So, in summary, we need to think more creatively about the nets to catch our children to prevent them falling through the cracks. Specialist CAMHS has it’s place, as does more accessible and targeted support. However, if we are to really tackle the enormous problems with mental health we are facing as a society, both for our children and the adults of the future, then we need a safety net for all. A whole systems approach that embeds emotional well-being and mental health in every aspect of our children’s, and those who work with them’s lives. Where schools become a place of safety and security for our most vulnerable young people; where inclusion for all becomes a focus, and a celebration of the uniqueness of the individual becomes the norm. It is not that ambitious, and as I have written about recently, just changing the first five minutes of the school day can make a huge difference. The price of not doing this is, on the other hand, is enormous, and we know from the Adverse Childhood Experiences research that the impact of not taking serious action is alarming not only for mental health but for physical health too. To put it bluntly, it is like asking a trapeze artist to perform with only a basket ball net to catch them if they fall. Instead, we need to empower everyone in a child’s life to recognise that if we all hold on to the safety net no one need fall through. Indeed, these everyday relationships with those most proximal to the young person have the most therapeutic power.

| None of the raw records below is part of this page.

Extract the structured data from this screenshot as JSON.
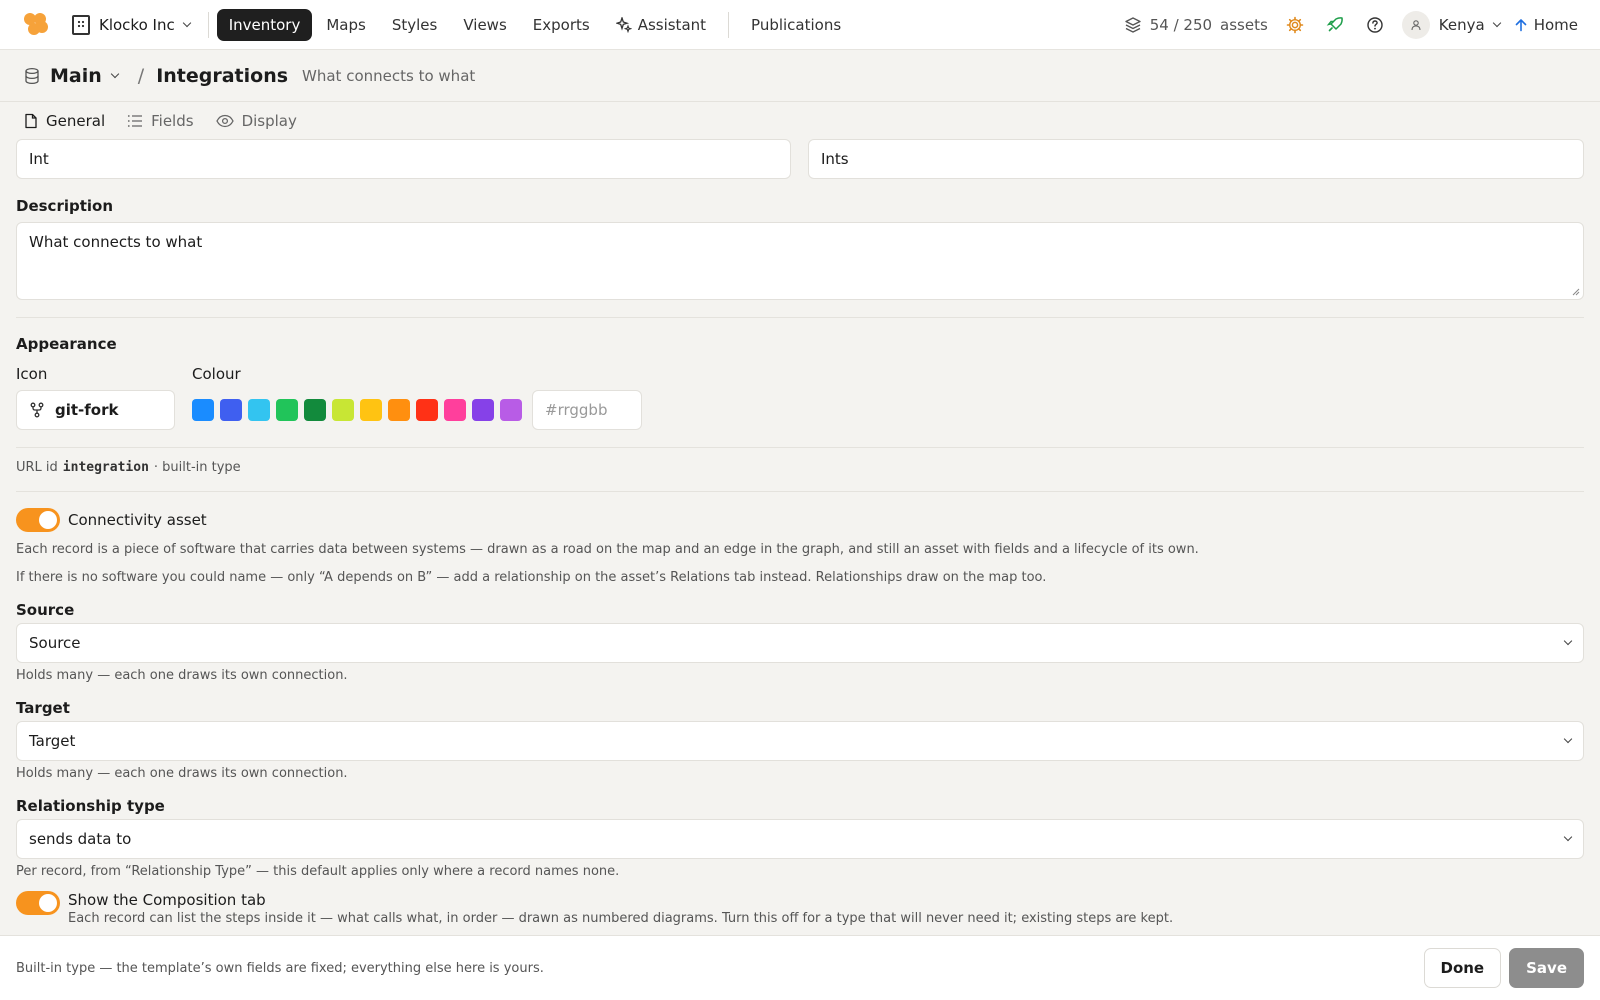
{
  "topbar": {
    "org_name": "Klocko Inc",
    "nav": [
      {
        "label": "Inventory",
        "active": true
      },
      {
        "label": "Maps"
      },
      {
        "label": "Styles"
      },
      {
        "label": "Views"
      },
      {
        "label": "Exports"
      },
      {
        "label": "Assistant"
      },
      {
        "label": "Publications"
      }
    ],
    "assets_count": "54 / 250",
    "assets_label": "assets",
    "user_name": "Kenya",
    "home_label": "Home"
  },
  "breadcrumb": {
    "root": "Main",
    "separator": "/",
    "title": "Integrations",
    "subtitle": "What connects to what"
  },
  "tabs": [
    {
      "label": "General",
      "icon": "file-icon",
      "active": true
    },
    {
      "label": "Fields",
      "icon": "list-icon"
    },
    {
      "label": "Display",
      "icon": "eye-icon"
    }
  ],
  "form": {
    "singular_value": "Int",
    "plural_value": "Ints",
    "description_label": "Description",
    "description_value": "What connects to what",
    "appearance_label": "Appearance",
    "icon_label": "Icon",
    "icon_value": "git-fork",
    "colour_label": "Colour",
    "colours": [
      "#1a8cff",
      "#3f5ff0",
      "#33c4f0",
      "#21c45a",
      "#128a3c",
      "#c8e634",
      "#ffc312",
      "#ff8f0f",
      "#ff3116",
      "#ff3f9c",
      "#8641e8",
      "#b85ce6"
    ],
    "hex_placeholder": "#rrggbb",
    "url_id_prefix": "URL id",
    "url_id_value": "integration",
    "url_id_suffix": "· built-in type",
    "connectivity_label": "Connectivity asset",
    "connectivity_on": true,
    "connectivity_help_1": "Each record is a piece of software that carries data between systems — drawn as a road on the map and an edge in the graph, and still an asset with fields and a lifecycle of its own.",
    "connectivity_help_2": "If there is no software you could name — only “A depends on B” — add a relationship on the asset’s Relations tab instead. Relationships draw on the map too.",
    "source_label": "Source",
    "source_value": "Source",
    "source_help": "Holds many — each one draws its own connection.",
    "target_label": "Target",
    "target_value": "Target",
    "target_help": "Holds many — each one draws its own connection.",
    "reltype_label": "Relationship type",
    "reltype_value": "sends data to",
    "reltype_help": "Per record, from “Relationship Type” — this default applies only where a record names none.",
    "composition_label": "Show the Composition tab",
    "composition_on": true,
    "composition_help": "Each record can list the steps inside it — what calls what, in order — drawn as numbered diagrams. Turn this off for a type that will never need it; existing steps are kept."
  },
  "footer": {
    "note": "Built-in type — the template’s own fields are fixed; everything else here is yours.",
    "done_label": "Done",
    "save_label": "Save"
  }
}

With this in place as our baseline, the children and young people who need to be fished out for specialist help would become obvious – always keeping in mind that they are coming back and will need to be held by us all.